Your task - Your task is to copy every line of the entries that contains "JSON".

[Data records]
---*---

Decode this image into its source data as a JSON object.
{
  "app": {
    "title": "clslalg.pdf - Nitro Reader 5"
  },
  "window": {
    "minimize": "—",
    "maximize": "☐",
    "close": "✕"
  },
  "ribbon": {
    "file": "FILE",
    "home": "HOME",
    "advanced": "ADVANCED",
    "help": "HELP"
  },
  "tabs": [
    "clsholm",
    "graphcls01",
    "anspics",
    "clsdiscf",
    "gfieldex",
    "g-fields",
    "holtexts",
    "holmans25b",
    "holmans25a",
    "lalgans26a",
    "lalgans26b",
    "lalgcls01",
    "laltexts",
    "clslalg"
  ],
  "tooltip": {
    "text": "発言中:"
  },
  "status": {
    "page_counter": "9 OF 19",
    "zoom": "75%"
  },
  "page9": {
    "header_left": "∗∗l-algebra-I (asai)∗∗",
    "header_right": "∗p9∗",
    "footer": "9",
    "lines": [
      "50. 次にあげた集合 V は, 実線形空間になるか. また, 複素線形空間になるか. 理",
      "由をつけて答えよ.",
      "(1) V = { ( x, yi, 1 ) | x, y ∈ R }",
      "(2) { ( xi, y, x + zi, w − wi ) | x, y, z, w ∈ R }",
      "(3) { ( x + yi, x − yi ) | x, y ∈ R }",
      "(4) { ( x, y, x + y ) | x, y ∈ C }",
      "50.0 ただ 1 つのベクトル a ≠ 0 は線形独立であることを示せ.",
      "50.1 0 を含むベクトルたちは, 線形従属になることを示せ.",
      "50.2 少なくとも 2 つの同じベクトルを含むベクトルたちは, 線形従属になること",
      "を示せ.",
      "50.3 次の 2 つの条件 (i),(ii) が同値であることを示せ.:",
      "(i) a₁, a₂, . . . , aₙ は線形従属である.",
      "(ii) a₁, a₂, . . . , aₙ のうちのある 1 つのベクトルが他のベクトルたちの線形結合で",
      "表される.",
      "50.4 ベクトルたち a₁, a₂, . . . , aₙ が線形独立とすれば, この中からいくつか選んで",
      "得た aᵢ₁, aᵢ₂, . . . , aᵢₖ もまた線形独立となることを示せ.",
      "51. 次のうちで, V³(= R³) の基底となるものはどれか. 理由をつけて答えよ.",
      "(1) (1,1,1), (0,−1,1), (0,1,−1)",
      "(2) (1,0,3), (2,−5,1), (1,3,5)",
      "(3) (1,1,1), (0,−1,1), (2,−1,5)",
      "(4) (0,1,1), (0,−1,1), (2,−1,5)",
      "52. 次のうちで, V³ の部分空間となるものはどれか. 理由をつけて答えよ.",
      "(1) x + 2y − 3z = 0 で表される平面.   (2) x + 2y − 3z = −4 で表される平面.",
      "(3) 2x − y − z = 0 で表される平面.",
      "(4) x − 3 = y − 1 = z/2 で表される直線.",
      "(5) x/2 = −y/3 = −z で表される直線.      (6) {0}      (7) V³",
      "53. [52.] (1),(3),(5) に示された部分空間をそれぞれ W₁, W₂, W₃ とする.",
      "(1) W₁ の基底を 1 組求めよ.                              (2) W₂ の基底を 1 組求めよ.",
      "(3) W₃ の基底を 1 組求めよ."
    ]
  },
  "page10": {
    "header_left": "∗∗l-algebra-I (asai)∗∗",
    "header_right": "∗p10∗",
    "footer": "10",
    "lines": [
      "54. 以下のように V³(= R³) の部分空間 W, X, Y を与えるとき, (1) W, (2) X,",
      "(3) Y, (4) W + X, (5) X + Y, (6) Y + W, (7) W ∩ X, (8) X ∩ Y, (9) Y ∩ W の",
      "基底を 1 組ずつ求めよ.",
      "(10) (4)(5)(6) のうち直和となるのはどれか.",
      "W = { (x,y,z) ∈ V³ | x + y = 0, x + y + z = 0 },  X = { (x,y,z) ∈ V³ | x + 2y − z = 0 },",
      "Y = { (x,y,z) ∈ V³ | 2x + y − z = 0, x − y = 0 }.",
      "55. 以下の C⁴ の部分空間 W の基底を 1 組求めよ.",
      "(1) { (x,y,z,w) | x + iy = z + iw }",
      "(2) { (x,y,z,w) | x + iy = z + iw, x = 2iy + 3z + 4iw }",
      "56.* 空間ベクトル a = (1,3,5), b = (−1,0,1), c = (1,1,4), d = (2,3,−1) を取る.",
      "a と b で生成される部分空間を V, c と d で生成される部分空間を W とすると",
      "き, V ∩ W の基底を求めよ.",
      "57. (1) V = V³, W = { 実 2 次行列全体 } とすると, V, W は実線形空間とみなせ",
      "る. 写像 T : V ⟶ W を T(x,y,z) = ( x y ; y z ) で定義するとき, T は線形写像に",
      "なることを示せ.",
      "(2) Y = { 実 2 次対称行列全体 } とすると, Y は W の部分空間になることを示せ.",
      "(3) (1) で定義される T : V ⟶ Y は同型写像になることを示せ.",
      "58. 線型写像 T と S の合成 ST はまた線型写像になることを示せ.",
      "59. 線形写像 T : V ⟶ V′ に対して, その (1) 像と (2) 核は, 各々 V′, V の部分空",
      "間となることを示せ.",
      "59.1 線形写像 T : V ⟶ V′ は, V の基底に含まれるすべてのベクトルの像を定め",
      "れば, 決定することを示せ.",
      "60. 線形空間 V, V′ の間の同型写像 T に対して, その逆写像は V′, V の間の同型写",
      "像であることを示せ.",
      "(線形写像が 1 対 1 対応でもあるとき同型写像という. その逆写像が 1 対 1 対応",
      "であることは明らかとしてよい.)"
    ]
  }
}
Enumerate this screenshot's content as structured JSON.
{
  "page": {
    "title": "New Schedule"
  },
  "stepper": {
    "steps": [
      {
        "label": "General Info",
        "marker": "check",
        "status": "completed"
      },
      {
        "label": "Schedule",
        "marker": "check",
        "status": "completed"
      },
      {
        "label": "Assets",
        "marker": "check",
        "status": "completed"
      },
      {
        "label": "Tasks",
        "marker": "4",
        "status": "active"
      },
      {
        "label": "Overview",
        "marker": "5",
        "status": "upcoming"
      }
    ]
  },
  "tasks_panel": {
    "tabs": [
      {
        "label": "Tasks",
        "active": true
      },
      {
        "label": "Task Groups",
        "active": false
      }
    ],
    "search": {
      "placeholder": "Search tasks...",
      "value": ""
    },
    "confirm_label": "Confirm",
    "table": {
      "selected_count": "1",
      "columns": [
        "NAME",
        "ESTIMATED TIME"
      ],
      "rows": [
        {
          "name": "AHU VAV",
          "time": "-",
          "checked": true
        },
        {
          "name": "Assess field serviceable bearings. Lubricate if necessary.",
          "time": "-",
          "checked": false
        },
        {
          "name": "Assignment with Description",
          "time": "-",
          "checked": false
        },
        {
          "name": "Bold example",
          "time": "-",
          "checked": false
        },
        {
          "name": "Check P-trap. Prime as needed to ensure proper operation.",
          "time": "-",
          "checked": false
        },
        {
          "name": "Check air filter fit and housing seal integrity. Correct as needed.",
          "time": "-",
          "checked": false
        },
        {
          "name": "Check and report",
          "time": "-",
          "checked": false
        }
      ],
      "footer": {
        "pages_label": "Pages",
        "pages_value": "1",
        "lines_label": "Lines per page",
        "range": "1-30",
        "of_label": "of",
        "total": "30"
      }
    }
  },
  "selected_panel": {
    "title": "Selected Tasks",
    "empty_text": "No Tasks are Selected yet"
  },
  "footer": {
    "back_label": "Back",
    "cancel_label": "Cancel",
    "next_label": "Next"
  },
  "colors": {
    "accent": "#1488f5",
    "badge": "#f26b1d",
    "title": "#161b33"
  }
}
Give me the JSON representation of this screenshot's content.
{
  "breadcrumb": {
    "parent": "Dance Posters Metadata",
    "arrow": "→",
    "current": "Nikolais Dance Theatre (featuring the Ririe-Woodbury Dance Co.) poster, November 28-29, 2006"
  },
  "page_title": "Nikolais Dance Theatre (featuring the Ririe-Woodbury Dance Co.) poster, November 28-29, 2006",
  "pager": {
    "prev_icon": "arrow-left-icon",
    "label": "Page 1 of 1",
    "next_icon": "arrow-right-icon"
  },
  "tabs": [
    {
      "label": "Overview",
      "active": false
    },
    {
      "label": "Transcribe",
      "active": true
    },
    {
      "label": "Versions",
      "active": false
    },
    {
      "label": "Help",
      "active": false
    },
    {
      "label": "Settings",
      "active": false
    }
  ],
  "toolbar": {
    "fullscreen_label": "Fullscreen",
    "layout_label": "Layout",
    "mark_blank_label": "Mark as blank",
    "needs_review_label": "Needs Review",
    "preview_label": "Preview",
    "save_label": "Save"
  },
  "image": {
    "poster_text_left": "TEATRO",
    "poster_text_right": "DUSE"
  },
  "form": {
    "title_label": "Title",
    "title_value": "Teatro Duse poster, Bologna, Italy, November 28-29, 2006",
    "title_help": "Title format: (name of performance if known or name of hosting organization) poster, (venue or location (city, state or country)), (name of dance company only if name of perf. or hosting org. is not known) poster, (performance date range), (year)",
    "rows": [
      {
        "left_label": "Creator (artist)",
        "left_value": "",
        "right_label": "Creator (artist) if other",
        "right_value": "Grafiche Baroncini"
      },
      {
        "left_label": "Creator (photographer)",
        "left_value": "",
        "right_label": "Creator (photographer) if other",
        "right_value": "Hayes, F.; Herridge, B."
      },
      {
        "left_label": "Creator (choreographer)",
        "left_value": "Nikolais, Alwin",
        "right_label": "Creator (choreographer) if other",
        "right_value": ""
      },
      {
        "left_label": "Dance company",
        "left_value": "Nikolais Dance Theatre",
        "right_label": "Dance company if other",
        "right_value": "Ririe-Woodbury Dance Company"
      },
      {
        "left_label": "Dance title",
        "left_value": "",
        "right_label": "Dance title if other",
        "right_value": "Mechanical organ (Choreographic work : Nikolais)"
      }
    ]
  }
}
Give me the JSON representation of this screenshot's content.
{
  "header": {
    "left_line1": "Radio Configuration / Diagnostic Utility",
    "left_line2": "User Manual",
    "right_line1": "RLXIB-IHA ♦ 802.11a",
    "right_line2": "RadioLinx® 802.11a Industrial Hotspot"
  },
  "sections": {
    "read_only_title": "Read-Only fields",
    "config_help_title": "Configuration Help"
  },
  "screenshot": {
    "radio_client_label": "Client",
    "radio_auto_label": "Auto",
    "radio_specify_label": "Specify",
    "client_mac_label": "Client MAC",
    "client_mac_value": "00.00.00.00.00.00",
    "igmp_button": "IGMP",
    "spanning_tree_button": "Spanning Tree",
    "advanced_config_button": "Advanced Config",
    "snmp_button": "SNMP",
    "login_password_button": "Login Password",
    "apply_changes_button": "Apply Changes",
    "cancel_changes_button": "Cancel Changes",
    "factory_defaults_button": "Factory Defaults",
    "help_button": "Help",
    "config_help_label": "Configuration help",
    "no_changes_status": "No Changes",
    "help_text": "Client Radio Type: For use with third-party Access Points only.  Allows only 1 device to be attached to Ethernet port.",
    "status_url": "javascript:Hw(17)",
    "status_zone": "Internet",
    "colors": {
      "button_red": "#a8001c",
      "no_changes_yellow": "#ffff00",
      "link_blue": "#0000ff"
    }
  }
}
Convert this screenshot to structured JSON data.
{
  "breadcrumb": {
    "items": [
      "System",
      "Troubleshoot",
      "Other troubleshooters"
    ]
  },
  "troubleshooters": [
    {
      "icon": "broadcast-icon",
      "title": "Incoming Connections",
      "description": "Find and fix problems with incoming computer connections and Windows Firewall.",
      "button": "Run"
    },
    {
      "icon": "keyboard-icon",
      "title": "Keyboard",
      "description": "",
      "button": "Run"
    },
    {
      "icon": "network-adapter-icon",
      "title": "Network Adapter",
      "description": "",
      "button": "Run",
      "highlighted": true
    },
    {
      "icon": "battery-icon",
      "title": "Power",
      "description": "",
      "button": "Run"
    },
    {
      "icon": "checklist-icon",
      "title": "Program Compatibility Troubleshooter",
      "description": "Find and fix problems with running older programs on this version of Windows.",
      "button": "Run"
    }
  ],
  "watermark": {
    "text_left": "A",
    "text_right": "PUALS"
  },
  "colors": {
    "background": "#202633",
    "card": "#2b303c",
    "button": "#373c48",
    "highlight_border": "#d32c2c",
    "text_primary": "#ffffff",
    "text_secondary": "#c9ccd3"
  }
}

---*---

Answer box -
Decode this image into its source data as a JSON object.
Enumerate this screenshot's content as structured JSON.
Give me the JSON representation of this screenshot's content.
Give me the JSON representation of this screenshot's content.
Convert this screenshot to structured JSON data.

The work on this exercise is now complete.